*** Opening of Data excerpts ***

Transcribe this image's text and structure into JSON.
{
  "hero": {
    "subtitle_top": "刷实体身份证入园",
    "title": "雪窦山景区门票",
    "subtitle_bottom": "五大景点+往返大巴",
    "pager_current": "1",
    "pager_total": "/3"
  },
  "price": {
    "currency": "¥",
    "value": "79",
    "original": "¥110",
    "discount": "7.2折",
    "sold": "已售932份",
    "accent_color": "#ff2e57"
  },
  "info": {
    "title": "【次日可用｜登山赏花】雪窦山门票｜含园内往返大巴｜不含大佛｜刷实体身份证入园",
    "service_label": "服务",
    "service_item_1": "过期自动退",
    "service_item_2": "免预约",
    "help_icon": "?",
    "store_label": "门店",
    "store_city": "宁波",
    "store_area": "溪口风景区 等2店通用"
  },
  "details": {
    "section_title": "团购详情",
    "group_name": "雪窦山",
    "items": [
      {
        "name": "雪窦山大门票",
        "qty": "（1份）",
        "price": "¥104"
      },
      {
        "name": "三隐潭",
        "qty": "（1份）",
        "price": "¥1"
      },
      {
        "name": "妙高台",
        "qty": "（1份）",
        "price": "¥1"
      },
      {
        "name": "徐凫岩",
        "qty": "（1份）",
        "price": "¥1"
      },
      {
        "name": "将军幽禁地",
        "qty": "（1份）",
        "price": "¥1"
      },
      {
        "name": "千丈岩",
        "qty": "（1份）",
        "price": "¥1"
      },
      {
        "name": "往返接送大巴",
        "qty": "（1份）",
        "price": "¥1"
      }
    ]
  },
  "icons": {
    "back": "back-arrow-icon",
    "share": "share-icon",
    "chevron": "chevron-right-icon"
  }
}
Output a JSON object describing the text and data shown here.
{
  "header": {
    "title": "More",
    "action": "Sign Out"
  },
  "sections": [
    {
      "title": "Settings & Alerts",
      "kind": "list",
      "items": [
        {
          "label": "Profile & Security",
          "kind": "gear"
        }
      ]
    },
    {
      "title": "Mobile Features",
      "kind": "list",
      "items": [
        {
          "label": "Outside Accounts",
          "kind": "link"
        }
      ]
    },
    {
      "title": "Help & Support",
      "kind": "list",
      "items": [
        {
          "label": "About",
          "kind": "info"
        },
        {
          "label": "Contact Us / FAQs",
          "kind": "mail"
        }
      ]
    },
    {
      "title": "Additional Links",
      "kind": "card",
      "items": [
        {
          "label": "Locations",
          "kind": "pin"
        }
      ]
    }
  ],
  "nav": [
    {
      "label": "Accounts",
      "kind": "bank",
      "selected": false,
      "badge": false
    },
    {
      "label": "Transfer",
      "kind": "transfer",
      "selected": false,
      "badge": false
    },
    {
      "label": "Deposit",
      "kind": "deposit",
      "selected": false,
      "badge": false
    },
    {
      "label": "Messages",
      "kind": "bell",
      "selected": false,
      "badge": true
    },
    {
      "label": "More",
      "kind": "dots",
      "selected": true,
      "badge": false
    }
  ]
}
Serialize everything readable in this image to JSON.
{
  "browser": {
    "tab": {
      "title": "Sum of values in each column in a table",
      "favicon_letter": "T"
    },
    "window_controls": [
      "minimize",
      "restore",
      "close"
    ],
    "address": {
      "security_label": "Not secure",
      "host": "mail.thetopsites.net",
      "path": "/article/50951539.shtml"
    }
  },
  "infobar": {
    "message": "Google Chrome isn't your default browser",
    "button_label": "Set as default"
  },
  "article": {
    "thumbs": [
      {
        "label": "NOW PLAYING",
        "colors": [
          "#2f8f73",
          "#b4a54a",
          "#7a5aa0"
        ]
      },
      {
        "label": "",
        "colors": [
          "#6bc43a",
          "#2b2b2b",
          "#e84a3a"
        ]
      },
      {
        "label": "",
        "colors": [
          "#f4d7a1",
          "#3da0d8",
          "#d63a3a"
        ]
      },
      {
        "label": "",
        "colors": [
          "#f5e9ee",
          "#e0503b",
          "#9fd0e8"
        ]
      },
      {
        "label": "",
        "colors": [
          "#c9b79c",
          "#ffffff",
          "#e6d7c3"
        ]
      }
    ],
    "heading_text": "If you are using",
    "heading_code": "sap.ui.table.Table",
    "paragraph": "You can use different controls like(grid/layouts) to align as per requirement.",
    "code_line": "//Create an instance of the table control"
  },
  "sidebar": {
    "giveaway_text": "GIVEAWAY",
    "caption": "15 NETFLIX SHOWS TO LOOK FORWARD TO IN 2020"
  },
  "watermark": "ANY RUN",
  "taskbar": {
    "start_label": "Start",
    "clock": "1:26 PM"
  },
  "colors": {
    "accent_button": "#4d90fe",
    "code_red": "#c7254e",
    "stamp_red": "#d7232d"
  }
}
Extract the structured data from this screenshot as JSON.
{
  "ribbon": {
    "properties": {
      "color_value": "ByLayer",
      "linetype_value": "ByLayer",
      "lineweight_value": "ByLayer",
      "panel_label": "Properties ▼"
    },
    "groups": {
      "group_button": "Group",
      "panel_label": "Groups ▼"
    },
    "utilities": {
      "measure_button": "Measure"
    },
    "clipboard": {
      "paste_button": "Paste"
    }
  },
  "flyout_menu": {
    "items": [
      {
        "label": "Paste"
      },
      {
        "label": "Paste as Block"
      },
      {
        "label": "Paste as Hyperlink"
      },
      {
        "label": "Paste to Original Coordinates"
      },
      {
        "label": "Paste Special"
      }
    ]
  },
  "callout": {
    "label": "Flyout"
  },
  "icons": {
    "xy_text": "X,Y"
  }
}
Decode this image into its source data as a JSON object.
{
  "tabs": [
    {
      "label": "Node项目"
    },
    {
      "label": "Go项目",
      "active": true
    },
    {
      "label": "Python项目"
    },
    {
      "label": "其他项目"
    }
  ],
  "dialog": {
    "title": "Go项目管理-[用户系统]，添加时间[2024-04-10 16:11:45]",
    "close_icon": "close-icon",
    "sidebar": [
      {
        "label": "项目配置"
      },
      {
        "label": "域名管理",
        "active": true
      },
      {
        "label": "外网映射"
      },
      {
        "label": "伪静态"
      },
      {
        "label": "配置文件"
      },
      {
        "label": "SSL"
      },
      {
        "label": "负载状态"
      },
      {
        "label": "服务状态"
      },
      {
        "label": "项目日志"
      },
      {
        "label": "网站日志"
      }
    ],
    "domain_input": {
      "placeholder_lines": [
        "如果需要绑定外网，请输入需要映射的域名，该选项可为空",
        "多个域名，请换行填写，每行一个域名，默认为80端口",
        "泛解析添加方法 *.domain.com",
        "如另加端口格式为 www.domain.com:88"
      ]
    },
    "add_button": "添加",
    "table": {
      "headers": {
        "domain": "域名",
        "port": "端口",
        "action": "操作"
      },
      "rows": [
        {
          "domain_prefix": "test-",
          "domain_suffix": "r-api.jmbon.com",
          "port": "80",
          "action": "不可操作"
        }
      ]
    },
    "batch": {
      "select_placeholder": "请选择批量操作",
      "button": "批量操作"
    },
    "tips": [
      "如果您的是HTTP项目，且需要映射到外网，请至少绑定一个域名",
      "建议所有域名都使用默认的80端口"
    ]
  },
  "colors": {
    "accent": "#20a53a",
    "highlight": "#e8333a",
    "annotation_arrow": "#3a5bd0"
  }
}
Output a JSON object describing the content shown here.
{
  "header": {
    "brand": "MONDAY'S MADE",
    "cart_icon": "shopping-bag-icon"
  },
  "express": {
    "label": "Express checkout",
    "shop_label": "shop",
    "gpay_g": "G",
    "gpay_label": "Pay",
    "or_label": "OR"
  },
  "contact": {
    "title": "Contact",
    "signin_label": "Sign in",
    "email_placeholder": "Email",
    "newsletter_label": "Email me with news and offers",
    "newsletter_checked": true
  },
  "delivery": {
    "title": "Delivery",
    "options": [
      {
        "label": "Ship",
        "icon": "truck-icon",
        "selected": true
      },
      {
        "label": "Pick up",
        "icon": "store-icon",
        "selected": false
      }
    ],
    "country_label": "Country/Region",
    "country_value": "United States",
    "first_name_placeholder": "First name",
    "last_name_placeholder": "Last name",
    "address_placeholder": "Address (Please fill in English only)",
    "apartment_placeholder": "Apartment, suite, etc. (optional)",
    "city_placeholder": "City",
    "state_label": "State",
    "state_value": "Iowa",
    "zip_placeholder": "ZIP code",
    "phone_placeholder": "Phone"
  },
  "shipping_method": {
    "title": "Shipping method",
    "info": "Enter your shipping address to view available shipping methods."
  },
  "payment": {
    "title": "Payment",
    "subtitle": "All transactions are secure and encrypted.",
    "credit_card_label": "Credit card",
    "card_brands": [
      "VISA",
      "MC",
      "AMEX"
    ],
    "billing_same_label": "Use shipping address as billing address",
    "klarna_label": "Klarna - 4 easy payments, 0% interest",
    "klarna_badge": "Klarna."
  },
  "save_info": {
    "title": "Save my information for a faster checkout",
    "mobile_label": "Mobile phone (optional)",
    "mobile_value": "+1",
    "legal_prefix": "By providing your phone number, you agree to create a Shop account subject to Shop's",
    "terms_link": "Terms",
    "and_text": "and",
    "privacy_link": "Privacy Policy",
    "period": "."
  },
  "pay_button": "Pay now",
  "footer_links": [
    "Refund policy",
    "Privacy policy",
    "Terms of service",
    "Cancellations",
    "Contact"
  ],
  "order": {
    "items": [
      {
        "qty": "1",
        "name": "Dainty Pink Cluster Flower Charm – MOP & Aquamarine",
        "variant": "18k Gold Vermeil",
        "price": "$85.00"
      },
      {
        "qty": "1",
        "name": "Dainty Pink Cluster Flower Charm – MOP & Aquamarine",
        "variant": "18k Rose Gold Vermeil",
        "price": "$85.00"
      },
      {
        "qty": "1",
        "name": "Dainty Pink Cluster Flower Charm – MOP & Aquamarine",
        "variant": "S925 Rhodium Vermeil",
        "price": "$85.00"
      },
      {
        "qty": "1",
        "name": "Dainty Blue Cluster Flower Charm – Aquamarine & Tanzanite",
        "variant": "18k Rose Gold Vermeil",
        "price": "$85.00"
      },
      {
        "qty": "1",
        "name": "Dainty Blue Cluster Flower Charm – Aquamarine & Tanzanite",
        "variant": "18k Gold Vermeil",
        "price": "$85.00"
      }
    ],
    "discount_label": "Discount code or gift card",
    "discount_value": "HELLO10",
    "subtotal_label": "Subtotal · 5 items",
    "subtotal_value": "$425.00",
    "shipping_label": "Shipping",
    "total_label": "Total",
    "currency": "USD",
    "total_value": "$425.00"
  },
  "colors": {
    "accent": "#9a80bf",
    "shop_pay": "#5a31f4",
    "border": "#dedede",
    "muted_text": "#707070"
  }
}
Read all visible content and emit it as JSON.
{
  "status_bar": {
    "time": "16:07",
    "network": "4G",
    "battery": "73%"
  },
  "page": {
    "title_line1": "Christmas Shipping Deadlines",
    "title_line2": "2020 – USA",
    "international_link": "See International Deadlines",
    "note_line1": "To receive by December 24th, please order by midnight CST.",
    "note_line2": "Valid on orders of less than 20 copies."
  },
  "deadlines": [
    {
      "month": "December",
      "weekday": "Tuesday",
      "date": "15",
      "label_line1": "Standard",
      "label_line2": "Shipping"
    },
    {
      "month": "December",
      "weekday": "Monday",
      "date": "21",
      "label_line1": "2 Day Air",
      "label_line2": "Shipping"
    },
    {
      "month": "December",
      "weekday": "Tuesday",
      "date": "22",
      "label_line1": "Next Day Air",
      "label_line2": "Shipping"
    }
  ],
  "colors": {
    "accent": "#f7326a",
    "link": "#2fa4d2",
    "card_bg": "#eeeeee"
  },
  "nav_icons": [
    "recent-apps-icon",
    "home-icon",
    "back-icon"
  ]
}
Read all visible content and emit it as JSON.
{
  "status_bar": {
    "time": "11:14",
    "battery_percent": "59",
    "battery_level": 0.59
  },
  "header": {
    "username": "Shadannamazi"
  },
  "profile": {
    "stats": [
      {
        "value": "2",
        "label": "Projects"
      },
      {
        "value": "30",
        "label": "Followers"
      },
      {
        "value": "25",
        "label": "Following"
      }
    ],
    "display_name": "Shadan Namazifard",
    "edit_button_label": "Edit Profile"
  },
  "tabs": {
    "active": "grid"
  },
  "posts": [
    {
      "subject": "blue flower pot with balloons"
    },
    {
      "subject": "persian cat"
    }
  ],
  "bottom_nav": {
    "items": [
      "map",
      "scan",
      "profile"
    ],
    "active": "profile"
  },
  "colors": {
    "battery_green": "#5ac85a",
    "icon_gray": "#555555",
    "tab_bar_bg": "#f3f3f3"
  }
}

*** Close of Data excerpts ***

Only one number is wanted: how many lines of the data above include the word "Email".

2